_Data for this task_
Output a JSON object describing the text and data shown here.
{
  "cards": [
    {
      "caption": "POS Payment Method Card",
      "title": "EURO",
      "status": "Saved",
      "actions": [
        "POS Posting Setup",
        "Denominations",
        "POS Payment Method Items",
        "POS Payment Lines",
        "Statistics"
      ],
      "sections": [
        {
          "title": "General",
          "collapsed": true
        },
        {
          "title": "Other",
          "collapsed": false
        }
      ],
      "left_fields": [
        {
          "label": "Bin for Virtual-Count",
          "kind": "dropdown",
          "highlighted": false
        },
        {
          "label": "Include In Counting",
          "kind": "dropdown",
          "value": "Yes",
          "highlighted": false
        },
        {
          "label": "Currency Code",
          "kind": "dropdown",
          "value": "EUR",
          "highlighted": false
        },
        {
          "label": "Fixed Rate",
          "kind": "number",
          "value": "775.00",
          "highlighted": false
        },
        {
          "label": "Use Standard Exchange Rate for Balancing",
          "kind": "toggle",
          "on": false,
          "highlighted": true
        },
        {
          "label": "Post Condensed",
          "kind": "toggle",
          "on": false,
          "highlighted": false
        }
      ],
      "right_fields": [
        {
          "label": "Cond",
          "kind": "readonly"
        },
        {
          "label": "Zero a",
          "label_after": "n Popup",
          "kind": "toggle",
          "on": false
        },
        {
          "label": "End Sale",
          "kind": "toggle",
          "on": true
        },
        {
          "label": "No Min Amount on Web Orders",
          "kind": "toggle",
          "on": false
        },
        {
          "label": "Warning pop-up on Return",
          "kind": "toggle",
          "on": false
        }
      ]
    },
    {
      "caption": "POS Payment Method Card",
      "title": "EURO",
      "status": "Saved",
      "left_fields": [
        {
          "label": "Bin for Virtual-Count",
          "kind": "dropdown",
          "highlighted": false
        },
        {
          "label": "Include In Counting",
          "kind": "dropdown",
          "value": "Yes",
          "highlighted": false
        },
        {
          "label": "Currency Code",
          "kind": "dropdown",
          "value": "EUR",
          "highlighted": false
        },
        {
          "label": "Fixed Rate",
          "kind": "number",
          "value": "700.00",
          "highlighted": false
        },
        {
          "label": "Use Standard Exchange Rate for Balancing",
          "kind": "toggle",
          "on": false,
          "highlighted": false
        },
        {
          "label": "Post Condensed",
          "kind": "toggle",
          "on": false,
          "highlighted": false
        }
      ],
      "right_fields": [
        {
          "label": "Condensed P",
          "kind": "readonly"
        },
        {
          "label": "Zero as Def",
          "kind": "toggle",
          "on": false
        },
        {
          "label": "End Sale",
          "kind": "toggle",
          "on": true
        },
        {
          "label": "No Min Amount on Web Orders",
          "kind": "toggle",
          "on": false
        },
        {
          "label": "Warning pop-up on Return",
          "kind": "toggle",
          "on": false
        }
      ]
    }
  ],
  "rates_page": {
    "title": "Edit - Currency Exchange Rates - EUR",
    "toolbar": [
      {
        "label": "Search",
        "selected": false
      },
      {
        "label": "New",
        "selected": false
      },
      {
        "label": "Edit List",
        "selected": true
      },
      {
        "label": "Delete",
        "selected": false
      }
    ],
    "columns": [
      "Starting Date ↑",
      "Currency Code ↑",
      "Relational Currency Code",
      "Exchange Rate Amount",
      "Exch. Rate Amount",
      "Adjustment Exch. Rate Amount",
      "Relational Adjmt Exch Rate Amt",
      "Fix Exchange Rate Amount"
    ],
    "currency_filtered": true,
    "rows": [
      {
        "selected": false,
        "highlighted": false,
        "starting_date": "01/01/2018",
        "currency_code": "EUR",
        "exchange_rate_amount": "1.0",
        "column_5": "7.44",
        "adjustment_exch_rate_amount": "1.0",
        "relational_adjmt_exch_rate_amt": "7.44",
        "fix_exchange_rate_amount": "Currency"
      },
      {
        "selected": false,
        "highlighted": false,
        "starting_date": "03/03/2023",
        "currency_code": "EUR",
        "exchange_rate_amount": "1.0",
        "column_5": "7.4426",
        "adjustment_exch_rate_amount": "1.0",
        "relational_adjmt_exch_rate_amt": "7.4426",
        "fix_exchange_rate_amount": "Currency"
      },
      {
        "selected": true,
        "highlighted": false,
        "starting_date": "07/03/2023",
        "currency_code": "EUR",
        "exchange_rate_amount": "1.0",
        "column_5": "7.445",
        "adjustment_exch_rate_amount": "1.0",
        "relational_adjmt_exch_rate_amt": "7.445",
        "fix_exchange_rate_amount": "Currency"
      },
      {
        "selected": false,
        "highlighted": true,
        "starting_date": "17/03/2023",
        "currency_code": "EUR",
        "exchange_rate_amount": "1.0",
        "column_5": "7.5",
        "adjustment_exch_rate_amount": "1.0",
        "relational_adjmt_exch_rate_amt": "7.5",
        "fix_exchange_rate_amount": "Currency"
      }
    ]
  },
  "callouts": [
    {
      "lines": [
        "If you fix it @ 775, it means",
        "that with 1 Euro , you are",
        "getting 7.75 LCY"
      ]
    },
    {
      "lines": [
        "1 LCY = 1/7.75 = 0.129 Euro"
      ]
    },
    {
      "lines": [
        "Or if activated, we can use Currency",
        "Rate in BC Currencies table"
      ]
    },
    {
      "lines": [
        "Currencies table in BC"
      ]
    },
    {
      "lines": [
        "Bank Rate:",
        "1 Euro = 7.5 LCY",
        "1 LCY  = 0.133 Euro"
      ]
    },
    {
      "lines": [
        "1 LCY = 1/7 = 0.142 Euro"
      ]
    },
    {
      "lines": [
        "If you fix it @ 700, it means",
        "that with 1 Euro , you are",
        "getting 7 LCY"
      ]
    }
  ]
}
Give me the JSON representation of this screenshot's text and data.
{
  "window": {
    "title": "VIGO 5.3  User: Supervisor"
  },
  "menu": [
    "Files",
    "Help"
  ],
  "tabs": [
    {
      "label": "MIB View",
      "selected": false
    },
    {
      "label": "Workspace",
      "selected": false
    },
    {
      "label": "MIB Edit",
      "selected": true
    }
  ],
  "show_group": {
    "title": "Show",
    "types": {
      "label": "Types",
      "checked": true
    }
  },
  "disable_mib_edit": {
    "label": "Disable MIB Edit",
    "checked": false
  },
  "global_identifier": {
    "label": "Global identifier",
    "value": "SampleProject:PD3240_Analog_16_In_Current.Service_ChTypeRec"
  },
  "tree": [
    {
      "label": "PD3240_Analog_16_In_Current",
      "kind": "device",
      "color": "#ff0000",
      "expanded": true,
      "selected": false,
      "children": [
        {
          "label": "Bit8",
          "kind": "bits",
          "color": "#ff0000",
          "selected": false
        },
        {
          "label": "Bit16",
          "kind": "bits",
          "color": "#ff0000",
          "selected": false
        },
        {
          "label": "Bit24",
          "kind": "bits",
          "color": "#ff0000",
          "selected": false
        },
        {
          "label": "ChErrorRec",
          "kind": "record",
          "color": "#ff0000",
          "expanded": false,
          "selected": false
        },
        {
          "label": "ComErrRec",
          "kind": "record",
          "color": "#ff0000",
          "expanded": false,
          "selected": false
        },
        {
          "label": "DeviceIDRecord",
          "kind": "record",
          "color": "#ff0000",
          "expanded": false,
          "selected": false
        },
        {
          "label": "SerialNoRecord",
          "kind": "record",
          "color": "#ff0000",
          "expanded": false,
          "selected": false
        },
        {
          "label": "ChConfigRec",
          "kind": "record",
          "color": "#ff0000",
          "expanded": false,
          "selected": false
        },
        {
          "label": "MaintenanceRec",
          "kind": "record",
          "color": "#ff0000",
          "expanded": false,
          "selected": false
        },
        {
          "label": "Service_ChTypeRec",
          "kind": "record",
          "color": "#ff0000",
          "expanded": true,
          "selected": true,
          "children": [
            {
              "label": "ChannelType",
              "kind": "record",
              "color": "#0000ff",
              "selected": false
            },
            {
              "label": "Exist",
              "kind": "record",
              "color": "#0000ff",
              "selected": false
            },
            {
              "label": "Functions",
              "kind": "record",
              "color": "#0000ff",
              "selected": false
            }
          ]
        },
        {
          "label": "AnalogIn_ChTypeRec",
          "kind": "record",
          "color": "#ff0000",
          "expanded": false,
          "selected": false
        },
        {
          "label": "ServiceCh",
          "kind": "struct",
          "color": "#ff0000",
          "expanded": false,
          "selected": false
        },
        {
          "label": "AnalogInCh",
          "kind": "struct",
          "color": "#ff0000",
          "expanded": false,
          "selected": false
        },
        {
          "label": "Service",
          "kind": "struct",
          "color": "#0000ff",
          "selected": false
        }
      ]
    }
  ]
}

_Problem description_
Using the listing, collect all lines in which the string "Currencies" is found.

_Answer to this problem_
        "Rate in BC Currencies table"
        "Currencies table in BC"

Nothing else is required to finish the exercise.